Oh, Edie, you are so on target. Your post reminds me of Longfellow, who expressed it far better than I can: "The heights by great men reached and kept Were not attained by sudden flight, But they, while their companions slept, Were toiling upward in the night." Taken from "The Ladder of St. Augustine"
It seems the one thing about publishing that never changes is that publishing is always changing. Very likely more changes that no one has yet foreseen are also tip-toeing nearer. Only time will tell what those might be!
Excellent suggestions, Edie! Although some people have assumed that I have huge blocks of spare time for writing, the truth is that most of my published works were created in bits & pieces of time here and there in my day. However, in my case I can know in advance that I must always write junk, and later I can revise it into good stuff. :) Blessings to you!

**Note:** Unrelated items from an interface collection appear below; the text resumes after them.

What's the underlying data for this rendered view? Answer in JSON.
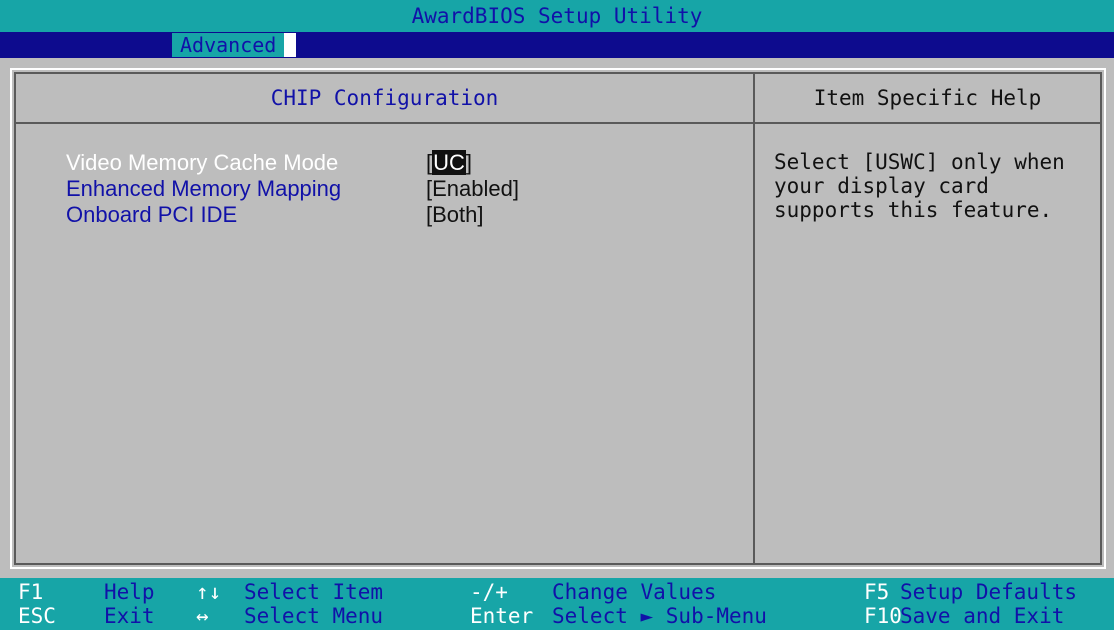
{
  "window": {
    "title": "AwardBIOS Setup Utility"
  },
  "menu": {
    "active_tab": "Advanced"
  },
  "panel": {
    "title": "CHIP Configuration",
    "help_title": "Item Specific Help",
    "items": [
      {
        "label": "Video Memory Cache Mode",
        "value_prefix": "[",
        "value_highlight": "UC",
        "value_suffix": "]",
        "selected": true
      },
      {
        "label": "Enhanced Memory Mapping",
        "value": "[Enabled]"
      },
      {
        "label": "Onboard PCI IDE",
        "value": "[Both]"
      }
    ],
    "help_lines": [
      "Select [USWC] only when",
      "your display card",
      "supports this feature."
    ]
  },
  "footer": {
    "row1": [
      {
        "key": "F1",
        "desc": "Help"
      },
      {
        "key": "↑↓",
        "desc": "Select Item"
      },
      {
        "key": "-/+",
        "desc": "Change Values"
      },
      {
        "key": "F5",
        "desc": "Setup Defaults"
      }
    ],
    "row2": [
      {
        "key": "ESC",
        "desc": "Exit"
      },
      {
        "key": "↔",
        "desc": "Select Menu"
      },
      {
        "key": "Enter",
        "desc": "Select ► Sub-Menu"
      },
      {
        "key": "F10",
        "desc": "Save and Exit"
      }
    ]
  }
}
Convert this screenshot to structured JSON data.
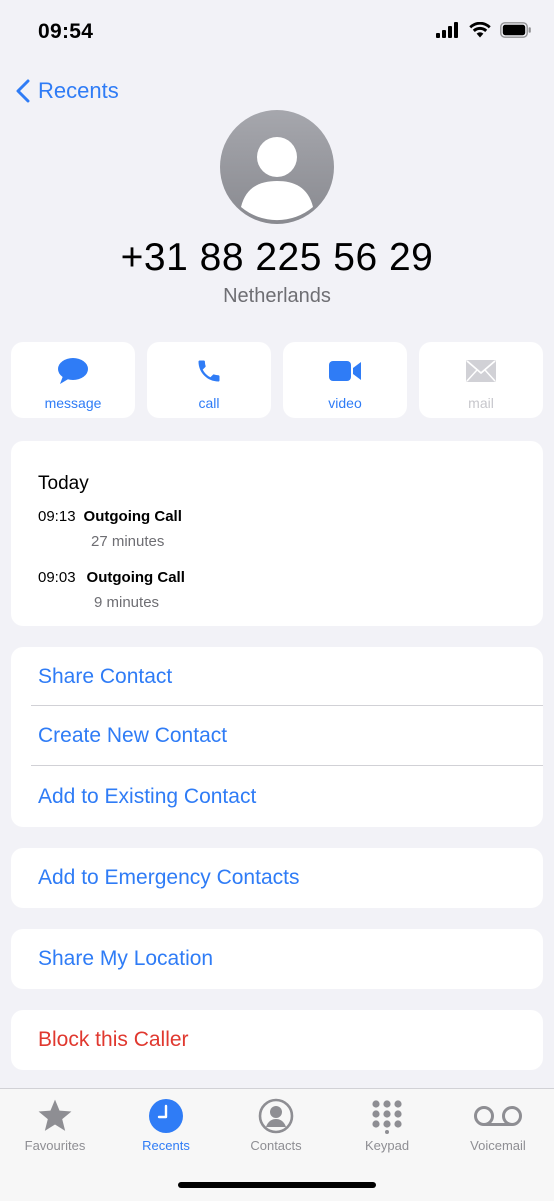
{
  "status_bar": {
    "time": "09:54"
  },
  "nav": {
    "back_label": "Recents"
  },
  "contact": {
    "number": "+31 88 225 56 29",
    "country": "Netherlands"
  },
  "actions": [
    {
      "label": "message",
      "icon": "message-icon",
      "enabled": true
    },
    {
      "label": "call",
      "icon": "phone-icon",
      "enabled": true
    },
    {
      "label": "video",
      "icon": "video-icon",
      "enabled": true
    },
    {
      "label": "mail",
      "icon": "mail-icon",
      "enabled": false
    }
  ],
  "history": {
    "day": "Today",
    "calls": [
      {
        "time": "09:13",
        "type": "Outgoing Call",
        "duration": "27 minutes"
      },
      {
        "time": "09:03",
        "type": "Outgoing Call",
        "duration": "9 minutes"
      }
    ]
  },
  "menu": {
    "share_contact": "Share Contact",
    "create_new_contact": "Create New Contact",
    "add_to_existing": "Add to Existing Contact",
    "add_emergency": "Add to Emergency Contacts",
    "share_location": "Share My Location",
    "block_caller": "Block this Caller"
  },
  "tabs": [
    {
      "label": "Favourites",
      "icon": "star-icon",
      "active": false
    },
    {
      "label": "Recents",
      "icon": "clock-icon",
      "active": true
    },
    {
      "label": "Contacts",
      "icon": "person-circle-icon",
      "active": false
    },
    {
      "label": "Keypad",
      "icon": "keypad-icon",
      "active": false
    },
    {
      "label": "Voicemail",
      "icon": "voicemail-icon",
      "active": false
    }
  ],
  "colors": {
    "accent": "#2f7cf6",
    "destructive": "#e0382f",
    "background": "#f2f2f7",
    "inactive": "#8e8e93"
  }
}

Fun post, Tom. Thanks for sharing this glimpse of your journey and for encouraging others to continue placing one foot in front of the other on their own pathway!
Nothing like living in a simpler culture to help me see that I really don't need to buy all the stuff offered in stores & online. I liked the shots of downtown. So glad you didn't get lost in the big city!
Toggle Commented Feb 10, 2014 on Belize...Part 2 at My Little Loves
Interesting stuff. Although I already have an agent, it's always worthwhile to listen to people who have been in the industry as long as Chip. Thank you both for this interview.
What a fun trip! Thanks for sharing. Had no idea you were going there.
Toggle Commented Feb 5, 2014 on Belize...Part 1 at My Little Loves
Over the years I've sold quite a few short stories, far more than my two published novels to date. You're correct that short fiction is whole other creature. My phrase is, "Short stories are the SWAT teams of fiction: You go in, do the job, then extract quickly." No leisurely character development. No unnecessary description.
Toggle Commented Jan 28, 2014 on Cut and Compress at My Christian Writers Conference
I loved this. And we probably should have done this when our kids were little. For most of the history of the world, there was no such thing as TV. Suddenly people think you're odd if you don't have one. We own one, but downright little interests me on regular broadcasts. As I looked at your games, I thought, "She's Got A Ticket to Ride. And she cares!" ;)
Toggle Commented Jan 21, 2014 on Things we do... at My Little Loves
Oh no! This just reminded me that Pam and I were planning to come over last week and then not take off our snowy boots on your clean floor! We missed our chance. :( Ha! ;)
Toggle Commented Jan 14, 2014 on Coming out of hibernation... at My Little Loves
Glad to see this. I finally made it into one of the conference photos! :)
So on target, Edie! Your last point is the main reason I don't like anyone to see my rough draft. I already it's trash when the words first hit the screen. I don't need someone reading over my shoulder and gently telling me it's not my normal quality of work. Allowing myself the liberty to fill the page with trash helps to grease the wheels of productivity. It also encourages me to come back and revise soon, before anyone sees it. :)
Thought of this stanza when I read your post: Girls in white dresses with blue satin sashes Snowflakes that stay on my nose and eyelashes Silver white winters that melt into springs These are a few of my favorite things.... We have a mountain of snow by our driveway, but so far, no snow cave. The shoveler is a little tired out. :)
Toggle Commented Jan 7, 2014 on Let it snow! at My Little Loves